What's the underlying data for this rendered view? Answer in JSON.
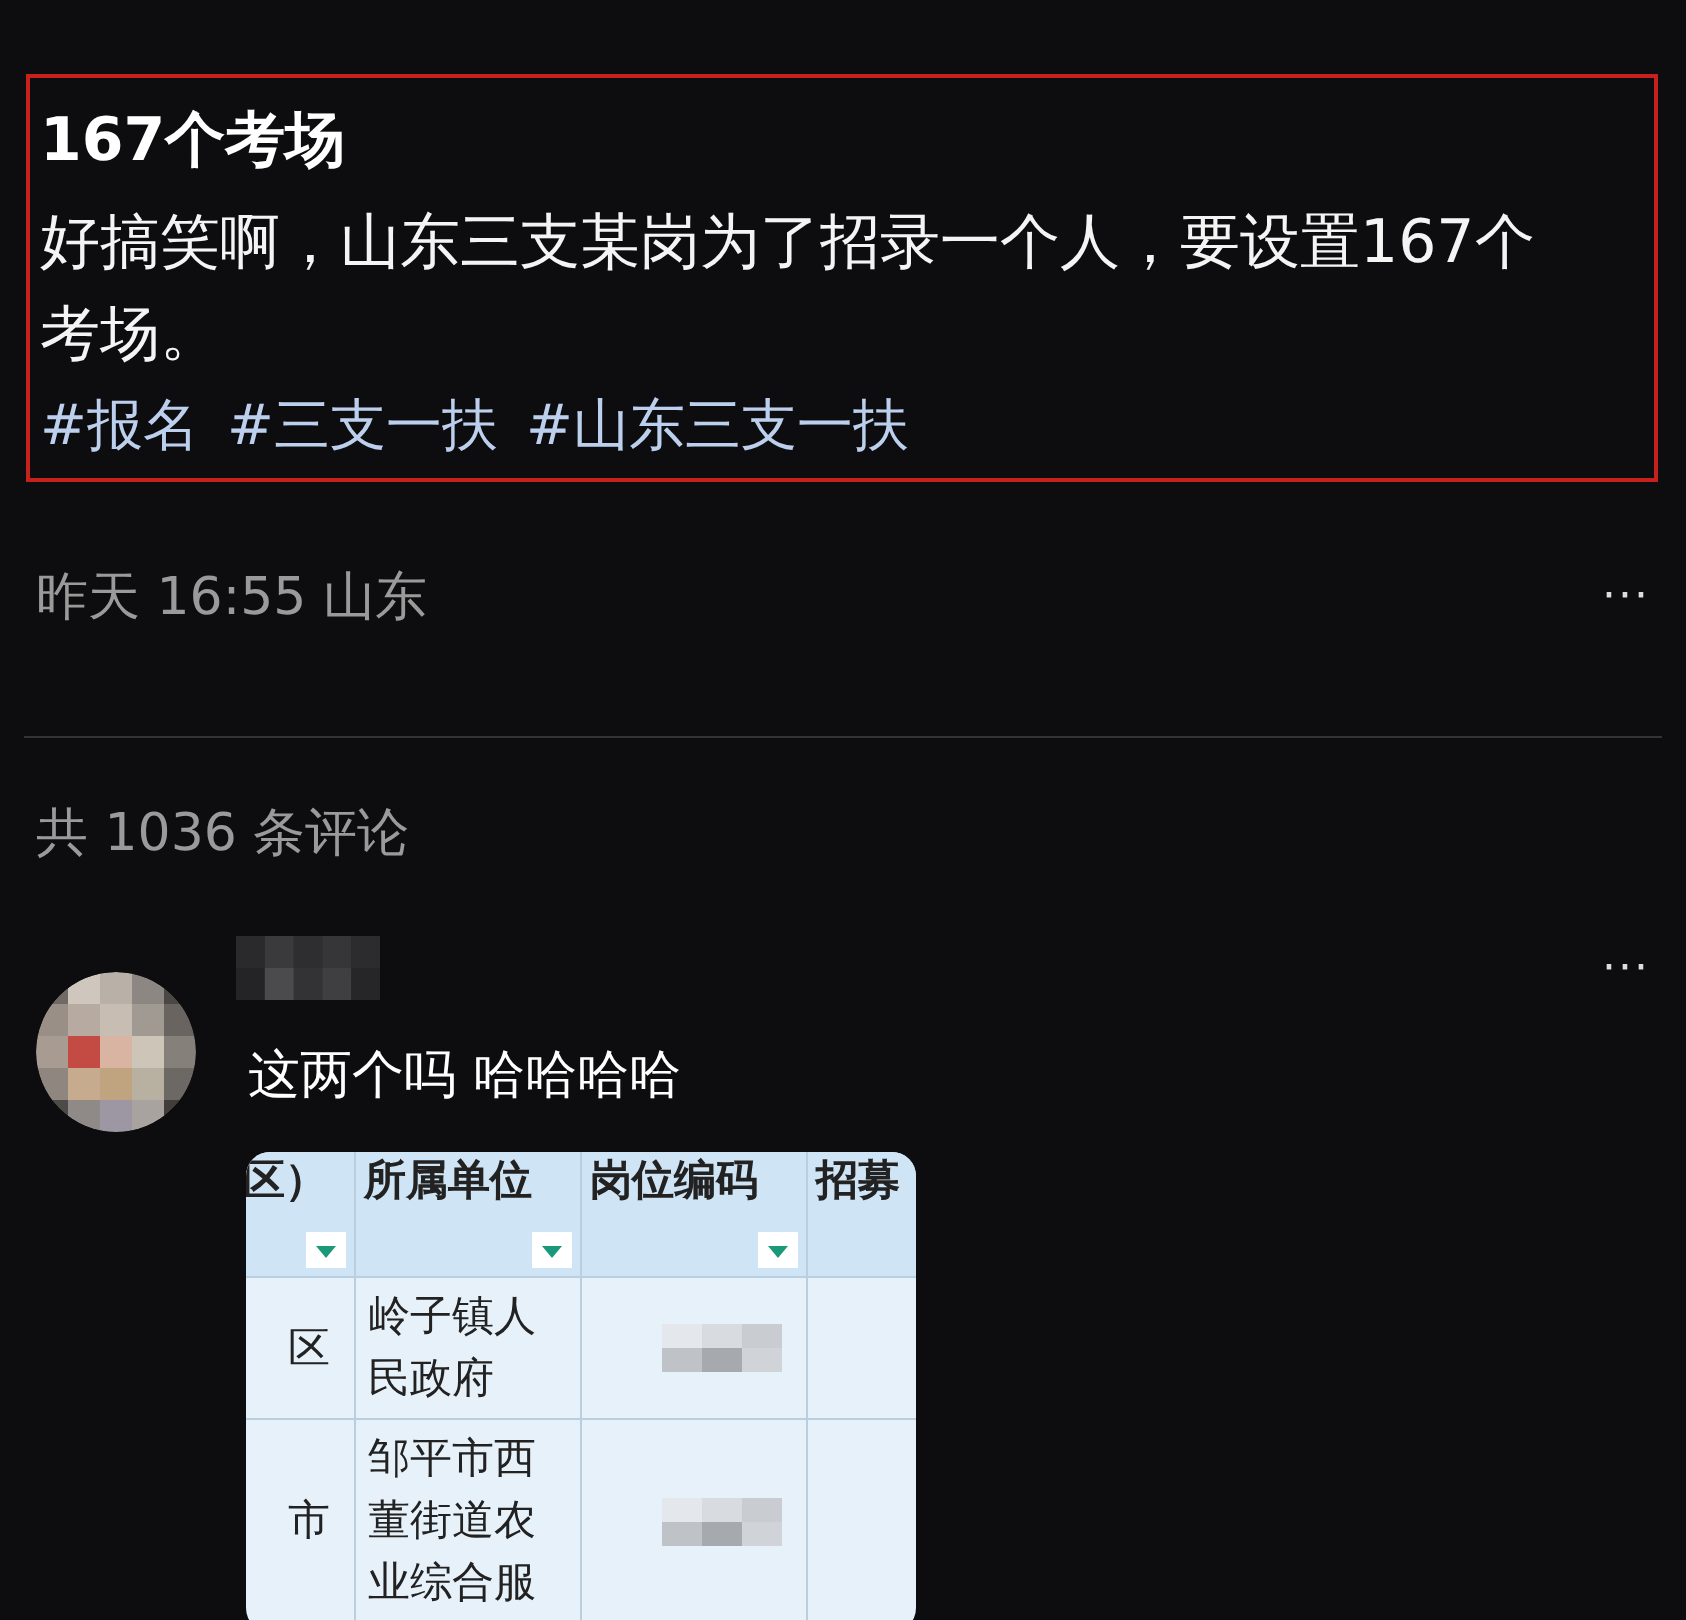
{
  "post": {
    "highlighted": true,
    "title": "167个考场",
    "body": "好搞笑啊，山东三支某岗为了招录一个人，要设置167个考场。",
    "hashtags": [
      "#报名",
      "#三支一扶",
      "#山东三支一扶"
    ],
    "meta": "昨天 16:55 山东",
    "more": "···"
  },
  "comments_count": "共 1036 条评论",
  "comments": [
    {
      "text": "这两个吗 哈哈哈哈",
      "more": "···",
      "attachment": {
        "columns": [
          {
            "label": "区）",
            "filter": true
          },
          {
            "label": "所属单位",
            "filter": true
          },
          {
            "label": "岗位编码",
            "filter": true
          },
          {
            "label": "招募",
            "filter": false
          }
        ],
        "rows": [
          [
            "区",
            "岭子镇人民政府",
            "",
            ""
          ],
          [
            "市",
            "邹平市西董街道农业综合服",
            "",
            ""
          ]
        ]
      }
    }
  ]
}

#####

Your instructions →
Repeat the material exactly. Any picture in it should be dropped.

Exercise result →
What's the underlying data for this rendered view? Answer in JSON.
{
  "post": {
    "highlighted": true,
    "title": "167个考场",
    "body": "好搞笑啊，山东三支某岗为了招录一个人，要设置167个考场。",
    "hashtags": [
      "#报名",
      "#三支一扶",
      "#山东三支一扶"
    ],
    "meta": "昨天 16:55 山东",
    "more": "···"
  },
  "comments_count": "共 1036 条评论",
  "comments": [
    {
      "text": "这两个吗 哈哈哈哈",
      "more": "···",
      "attachment": {
        "columns": [
          {
            "label": "区）",
            "filter": true
          },
          {
            "label": "所属单位",
            "filter": true
          },
          {
            "label": "岗位编码",
            "filter": true
          },
          {
            "label": "招募",
            "filter": false
          }
        ],
        "rows": [
          [
            "区",
            "岭子镇人民政府",
            "",
            ""
          ],
          [
            "市",
            "邹平市西董街道农业综合服",
            "",
            ""
          ]
        ]
      }
    }
  ]
}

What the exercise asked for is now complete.